=== Begin Enclosure ===

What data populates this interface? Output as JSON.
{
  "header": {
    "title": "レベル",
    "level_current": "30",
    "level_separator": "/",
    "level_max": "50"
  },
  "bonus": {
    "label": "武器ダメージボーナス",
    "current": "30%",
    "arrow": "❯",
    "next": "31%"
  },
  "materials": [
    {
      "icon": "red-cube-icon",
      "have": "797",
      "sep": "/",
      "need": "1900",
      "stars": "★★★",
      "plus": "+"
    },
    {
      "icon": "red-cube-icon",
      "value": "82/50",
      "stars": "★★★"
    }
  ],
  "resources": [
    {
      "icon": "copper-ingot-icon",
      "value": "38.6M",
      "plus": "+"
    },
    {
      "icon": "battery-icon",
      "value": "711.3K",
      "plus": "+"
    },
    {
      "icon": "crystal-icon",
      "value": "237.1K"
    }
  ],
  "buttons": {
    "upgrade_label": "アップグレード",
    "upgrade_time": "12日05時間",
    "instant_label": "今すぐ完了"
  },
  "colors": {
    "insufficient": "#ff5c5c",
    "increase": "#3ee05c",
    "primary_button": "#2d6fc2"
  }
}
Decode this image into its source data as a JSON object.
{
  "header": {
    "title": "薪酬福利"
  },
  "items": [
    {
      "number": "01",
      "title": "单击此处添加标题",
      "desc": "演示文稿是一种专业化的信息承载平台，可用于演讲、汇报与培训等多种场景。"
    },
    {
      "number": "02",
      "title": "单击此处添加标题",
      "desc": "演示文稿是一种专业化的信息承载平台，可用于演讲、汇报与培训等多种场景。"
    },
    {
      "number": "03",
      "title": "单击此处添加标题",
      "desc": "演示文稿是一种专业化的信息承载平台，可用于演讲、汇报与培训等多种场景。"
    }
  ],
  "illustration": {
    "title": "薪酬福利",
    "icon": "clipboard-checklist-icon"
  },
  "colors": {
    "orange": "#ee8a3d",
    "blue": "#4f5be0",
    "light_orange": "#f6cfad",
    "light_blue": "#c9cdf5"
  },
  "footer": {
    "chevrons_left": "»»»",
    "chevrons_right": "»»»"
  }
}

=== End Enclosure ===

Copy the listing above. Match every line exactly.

What data populates this interface? Output as JSON.
{
  "header": {
    "title": "レベル",
    "level_current": "30",
    "level_separator": "/",
    "level_max": "50"
  },
  "bonus": {
    "label": "武器ダメージボーナス",
    "current": "30%",
    "arrow": "❯",
    "next": "31%"
  },
  "materials": [
    {
      "icon": "red-cube-icon",
      "have": "797",
      "sep": "/",
      "need": "1900",
      "stars": "★★★",
      "plus": "+"
    },
    {
      "icon": "red-cube-icon",
      "value": "82/50",
      "stars": "★★★"
    }
  ],
  "resources": [
    {
      "icon": "copper-ingot-icon",
      "value": "38.6M",
      "plus": "+"
    },
    {
      "icon": "battery-icon",
      "value": "711.3K",
      "plus": "+"
    },
    {
      "icon": "crystal-icon",
      "value": "237.1K"
    }
  ],
  "buttons": {
    "upgrade_label": "アップグレード",
    "upgrade_time": "12日05時間",
    "instant_label": "今すぐ完了"
  },
  "colors": {
    "insufficient": "#ff5c5c",
    "increase": "#3ee05c",
    "primary_button": "#2d6fc2"
  }
}
Decode this image into its source data as a JSON object.
{
  "header": {
    "title": "薪酬福利"
  },
  "items": [
    {
      "number": "01",
      "title": "单击此处添加标题",
      "desc": "演示文稿是一种专业化的信息承载平台，可用于演讲、汇报与培训等多种场景。"
    },
    {
      "number": "02",
      "title": "单击此处添加标题",
      "desc": "演示文稿是一种专业化的信息承载平台，可用于演讲、汇报与培训等多种场景。"
    },
    {
      "number": "03",
      "title": "单击此处添加标题",
      "desc": "演示文稿是一种专业化的信息承载平台，可用于演讲、汇报与培训等多种场景。"
    }
  ],
  "illustration": {
    "title": "薪酬福利",
    "icon": "clipboard-checklist-icon"
  },
  "colors": {
    "orange": "#ee8a3d",
    "blue": "#4f5be0",
    "light_orange": "#f6cfad",
    "light_blue": "#c9cdf5"
  },
  "footer": {
    "chevrons_left": "»»»",
    "chevrons_right": "»»»"
  }
}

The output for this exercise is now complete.